- Climate change returned to the top of the experts’ risk ranking in AXA’s 2021 survey.
- At the same time, cyber risks are becoming more serious.
- Governments and corporations need to work more closely together to reinforce societal and economic resilience.
Climate change has overtaken pandemics as the biggest worry for risk experts. At the same time, cyber risks are becoming more serious. These are the key takeaways from the newly published 2021 AXA Future Risk Report, which starkly illustrates the need for governments and corporations to work more closely together to reinforce societal and economic resilience. Similarly, the World Economic Forum in its 2021 Global Risk Report, finds that with the world more attuned to risk, lessons can be drawn to strengthen response and resilience.
Every year, AXA surveys two groups: risk experts and the public. This year our survey reached almost 3,500 experts from 60 countries, along with 20,000 members of the public from 15 countries around the world.
Climate change returned to the top of the experts’ risk ranking in the 2021 survey, having been displaced by pandemic risk in 2020. We asked experts to rank their top five risks over a five- to ten-year timescale, and it came as no surprise that climate risks are back on top after a year of heatwaves, wildfires, floods, and freezes.
What the survey showed
The survey, however, revealed regional differences: climate concern is higher in Europe than anywhere else, among both experts and the public. Meanwhile, experts in Africa and the Americas were most pessimistic about their national governments’ preparedness to tackle this risk. Overall, just 19% of the experts we surveyed believe that their government is sufficiently prepared for climate-related risks.
In the run-up to COP26, we believe this is powerful evidence of the need for the private sector to step up and take more responsibility for leading the climate fight. Governments can help by joining international accords that make regulations more consistent between countries and across changes of administration. This will create the conditions for corporations to make bolder moves to manage climate change.
The need for closer collaboration between the public and private sectors also emerged strongly. This was inferred from the number-two risk in the experts’ rankings – cyber risks. More expert respondents selected cyber risk among their top five than any other risk. This broad-based concern about cyber risks comes after a year in which COVID-19 restrictions accelerated the digitalization of nearly all economic activities.
Just 26% of experts said they thought their governments are prepared for cyber risks – this is a figure that has not improved since we first asked the question in 2019. The last year has seen cybercrime become firmly established as a sophisticated shadow industry, with the rise of “ransomware-as-a-service” providers and new cryptocurrencies enabling money to be extorted with greater stealth.

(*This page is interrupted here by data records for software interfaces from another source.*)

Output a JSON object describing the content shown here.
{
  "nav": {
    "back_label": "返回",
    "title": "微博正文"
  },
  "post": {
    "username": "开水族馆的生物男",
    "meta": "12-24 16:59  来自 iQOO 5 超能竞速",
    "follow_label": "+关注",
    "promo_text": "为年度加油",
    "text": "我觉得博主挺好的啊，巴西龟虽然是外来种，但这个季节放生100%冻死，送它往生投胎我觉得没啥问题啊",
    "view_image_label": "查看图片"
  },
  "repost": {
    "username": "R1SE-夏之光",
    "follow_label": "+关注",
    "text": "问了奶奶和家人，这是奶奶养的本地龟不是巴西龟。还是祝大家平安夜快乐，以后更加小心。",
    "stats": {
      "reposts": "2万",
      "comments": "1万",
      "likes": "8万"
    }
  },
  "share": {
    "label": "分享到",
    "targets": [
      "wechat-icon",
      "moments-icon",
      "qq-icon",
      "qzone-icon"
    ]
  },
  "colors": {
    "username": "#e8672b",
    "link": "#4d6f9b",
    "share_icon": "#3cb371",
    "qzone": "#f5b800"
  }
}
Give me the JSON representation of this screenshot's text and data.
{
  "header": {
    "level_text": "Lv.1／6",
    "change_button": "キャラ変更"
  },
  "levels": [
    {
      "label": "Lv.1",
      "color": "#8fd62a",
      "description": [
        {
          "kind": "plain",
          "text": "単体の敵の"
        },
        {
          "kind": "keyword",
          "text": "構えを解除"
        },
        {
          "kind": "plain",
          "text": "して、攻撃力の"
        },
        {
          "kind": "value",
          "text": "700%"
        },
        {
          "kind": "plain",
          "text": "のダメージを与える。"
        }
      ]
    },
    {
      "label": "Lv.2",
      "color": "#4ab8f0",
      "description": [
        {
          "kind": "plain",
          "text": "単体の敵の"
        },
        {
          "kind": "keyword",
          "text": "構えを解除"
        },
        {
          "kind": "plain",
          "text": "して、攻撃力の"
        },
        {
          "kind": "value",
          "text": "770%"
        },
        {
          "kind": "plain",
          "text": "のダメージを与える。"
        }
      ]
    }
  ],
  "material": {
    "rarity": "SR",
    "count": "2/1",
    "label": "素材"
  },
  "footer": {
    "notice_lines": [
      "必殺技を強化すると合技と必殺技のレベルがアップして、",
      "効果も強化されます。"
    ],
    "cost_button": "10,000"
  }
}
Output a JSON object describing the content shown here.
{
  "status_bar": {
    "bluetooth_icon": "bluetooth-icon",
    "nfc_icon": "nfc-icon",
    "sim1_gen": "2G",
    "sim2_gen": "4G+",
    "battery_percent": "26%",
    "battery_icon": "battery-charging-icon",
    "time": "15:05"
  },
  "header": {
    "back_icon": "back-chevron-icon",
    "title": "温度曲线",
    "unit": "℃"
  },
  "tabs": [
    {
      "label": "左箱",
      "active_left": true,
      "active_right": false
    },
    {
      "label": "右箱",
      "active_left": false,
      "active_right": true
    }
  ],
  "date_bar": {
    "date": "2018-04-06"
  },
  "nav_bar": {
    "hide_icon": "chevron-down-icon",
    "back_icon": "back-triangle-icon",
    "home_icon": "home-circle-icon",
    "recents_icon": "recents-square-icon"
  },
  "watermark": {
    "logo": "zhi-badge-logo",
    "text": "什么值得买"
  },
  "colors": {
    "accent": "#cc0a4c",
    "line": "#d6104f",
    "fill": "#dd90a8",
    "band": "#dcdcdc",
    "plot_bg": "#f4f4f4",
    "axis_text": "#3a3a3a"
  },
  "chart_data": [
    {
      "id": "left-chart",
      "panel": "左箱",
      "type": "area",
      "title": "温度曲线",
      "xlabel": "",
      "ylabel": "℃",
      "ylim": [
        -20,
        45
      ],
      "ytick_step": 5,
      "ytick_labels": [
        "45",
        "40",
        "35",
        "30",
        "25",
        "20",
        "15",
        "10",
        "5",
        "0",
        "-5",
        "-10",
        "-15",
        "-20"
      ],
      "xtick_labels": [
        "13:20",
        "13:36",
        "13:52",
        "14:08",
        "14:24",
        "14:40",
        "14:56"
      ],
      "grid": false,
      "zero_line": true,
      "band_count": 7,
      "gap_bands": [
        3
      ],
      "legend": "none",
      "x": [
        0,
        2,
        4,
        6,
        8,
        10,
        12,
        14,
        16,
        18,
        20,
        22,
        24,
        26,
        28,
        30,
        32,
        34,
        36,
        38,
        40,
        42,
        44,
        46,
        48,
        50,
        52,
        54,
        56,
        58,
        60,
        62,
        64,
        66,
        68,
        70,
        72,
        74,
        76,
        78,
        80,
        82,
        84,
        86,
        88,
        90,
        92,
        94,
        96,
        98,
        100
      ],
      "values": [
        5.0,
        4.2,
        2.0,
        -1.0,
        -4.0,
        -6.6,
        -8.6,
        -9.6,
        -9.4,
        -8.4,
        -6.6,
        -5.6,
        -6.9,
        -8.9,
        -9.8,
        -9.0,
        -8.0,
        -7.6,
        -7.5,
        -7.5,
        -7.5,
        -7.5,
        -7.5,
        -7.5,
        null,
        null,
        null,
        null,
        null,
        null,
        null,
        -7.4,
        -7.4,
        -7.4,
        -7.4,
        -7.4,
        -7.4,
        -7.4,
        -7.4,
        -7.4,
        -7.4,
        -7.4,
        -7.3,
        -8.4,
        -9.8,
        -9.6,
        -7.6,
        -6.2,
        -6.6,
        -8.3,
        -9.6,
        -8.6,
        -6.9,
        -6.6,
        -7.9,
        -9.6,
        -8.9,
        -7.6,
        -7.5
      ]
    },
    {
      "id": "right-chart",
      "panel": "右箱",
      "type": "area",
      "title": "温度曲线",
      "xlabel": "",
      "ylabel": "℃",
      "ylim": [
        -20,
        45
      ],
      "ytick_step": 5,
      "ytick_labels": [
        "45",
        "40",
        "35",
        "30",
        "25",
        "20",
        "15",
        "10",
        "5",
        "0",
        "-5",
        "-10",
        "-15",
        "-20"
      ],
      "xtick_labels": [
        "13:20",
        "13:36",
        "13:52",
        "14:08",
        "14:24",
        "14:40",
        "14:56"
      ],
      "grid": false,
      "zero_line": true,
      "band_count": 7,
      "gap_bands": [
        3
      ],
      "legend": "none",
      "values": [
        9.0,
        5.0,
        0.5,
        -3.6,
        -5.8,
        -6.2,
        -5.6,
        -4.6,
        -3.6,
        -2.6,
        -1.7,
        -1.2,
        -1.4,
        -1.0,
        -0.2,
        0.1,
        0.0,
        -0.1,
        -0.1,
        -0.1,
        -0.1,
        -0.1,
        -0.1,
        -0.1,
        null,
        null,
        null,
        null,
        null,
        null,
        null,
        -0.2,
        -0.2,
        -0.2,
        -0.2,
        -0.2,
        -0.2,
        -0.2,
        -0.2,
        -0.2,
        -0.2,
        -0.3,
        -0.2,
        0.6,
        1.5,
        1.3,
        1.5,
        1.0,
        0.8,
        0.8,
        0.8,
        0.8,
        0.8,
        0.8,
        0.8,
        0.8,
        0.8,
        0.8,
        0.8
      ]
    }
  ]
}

As insurers, we see a pressing need for better alignment between the private and public sectors in their handling of cyber risks. It is often very difficult to distinguish ransomware attacks by highly organized criminal gangs from acts of cyber warfare sponsored by nation-states.
Pandemic-related risk has not gone away. It ranked third with our experts, but still top with the public. In fact, another year of COVID-19 seems to have made the public more concerned about broader health issues: they were more likely than experts to worry about chronic illnesses, exposure to harmful substances, pollution, and mental health.
In the coming years, we expect health concerns to continue to loom large on the radar. Health systems have been stressed by the pandemic, with many workers suffering burnout. Public finances are under pressure, and populations are ageing in many societies.
On the positive side, the pandemic spurred the development of digital solutions in healthcare as in many other sectors, from video consultations to automated diagnostics. Public and private sector players must work together to figure out how to improve the efficiency of healthcare services by rolling out these solutions more widely.
Have you read?
Like climate change and cyber risks, health risks featured heavily in both news coverage and people’s daily experiences over the last year. That helps to explain why the large majority of survey respondents – 84% of experts and 80% of the general public – told us they think the world is more vulnerable to risks overall than it was five years ago.
But it is not all doom and gloom. From the survey responses, we have identified three reasons to be optimistic that humanity can tackle future risks.
First, the public is increasingly keen on global cooperation: 55% of respondents said they consider the global level the most effective level of decision-making to tackle risks, up from 50% in last year’s survey.
Second, despite much-reported concerns about the ‘infodemic’ and anti-expert sentiment, three-quarters of survey respondents told us they trust the capability of scientists and academics to tackle future crises.
Finally, the youngest respondents to our survey were least likely to consider that the world is getting more vulnerable, and the most likely to express confidence in experts, scientists, and global-level cooperation to find solutions to future risks. Young people are the leaders of tomorrow – they are hopeful, and that should give us hope.